··· Provided data ···

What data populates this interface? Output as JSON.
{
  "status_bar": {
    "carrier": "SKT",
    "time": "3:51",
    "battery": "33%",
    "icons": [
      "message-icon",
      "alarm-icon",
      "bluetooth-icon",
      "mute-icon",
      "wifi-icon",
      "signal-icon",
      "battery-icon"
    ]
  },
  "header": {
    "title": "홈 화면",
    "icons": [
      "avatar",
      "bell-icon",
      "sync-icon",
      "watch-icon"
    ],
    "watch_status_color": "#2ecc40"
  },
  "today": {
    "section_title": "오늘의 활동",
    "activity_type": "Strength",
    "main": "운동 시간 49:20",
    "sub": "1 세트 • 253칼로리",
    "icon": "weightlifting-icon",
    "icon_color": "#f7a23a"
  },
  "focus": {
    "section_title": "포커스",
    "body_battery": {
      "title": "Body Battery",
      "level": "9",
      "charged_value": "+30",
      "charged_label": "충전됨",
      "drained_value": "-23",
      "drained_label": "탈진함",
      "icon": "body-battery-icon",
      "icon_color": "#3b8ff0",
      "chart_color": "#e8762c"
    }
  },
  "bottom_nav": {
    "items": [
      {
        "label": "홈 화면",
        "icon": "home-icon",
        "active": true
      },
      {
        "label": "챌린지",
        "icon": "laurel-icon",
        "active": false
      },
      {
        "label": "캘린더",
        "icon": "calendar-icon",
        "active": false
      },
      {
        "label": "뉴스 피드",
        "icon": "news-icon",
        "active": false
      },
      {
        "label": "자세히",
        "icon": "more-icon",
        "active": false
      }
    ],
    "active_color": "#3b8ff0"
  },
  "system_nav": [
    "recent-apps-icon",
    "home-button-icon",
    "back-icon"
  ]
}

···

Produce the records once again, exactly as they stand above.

What data populates this interface? Output as JSON.
{
  "status_bar": {
    "carrier": "SKT",
    "time": "3:51",
    "battery": "33%",
    "icons": [
      "message-icon",
      "alarm-icon",
      "bluetooth-icon",
      "mute-icon",
      "wifi-icon",
      "signal-icon",
      "battery-icon"
    ]
  },
  "header": {
    "title": "홈 화면",
    "icons": [
      "avatar",
      "bell-icon",
      "sync-icon",
      "watch-icon"
    ],
    "watch_status_color": "#2ecc40"
  },
  "today": {
    "section_title": "오늘의 활동",
    "activity_type": "Strength",
    "main": "운동 시간 49:20",
    "sub": "1 세트 • 253칼로리",
    "icon": "weightlifting-icon",
    "icon_color": "#f7a23a"
  },
  "focus": {
    "section_title": "포커스",
    "body_battery": {
      "title": "Body Battery",
      "level": "9",
      "charged_value": "+30",
      "charged_label": "충전됨",
      "drained_value": "-23",
      "drained_label": "탈진함",
      "icon": "body-battery-icon",
      "icon_color": "#3b8ff0",
      "chart_color": "#e8762c"
    }
  },
  "bottom_nav": {
    "items": [
      {
        "label": "홈 화면",
        "icon": "home-icon",
        "active": true
      },
      {
        "label": "챌린지",
        "icon": "laurel-icon",
        "active": false
      },
      {
        "label": "캘린더",
        "icon": "calendar-icon",
        "active": false
      },
      {
        "label": "뉴스 피드",
        "icon": "news-icon",
        "active": false
      },
      {
        "label": "자세히",
        "icon": "more-icon",
        "active": false
      }
    ],
    "active_color": "#3b8ff0"
  },
  "system_nav": [
    "recent-apps-icon",
    "home-button-icon",
    "back-icon"
  ]
}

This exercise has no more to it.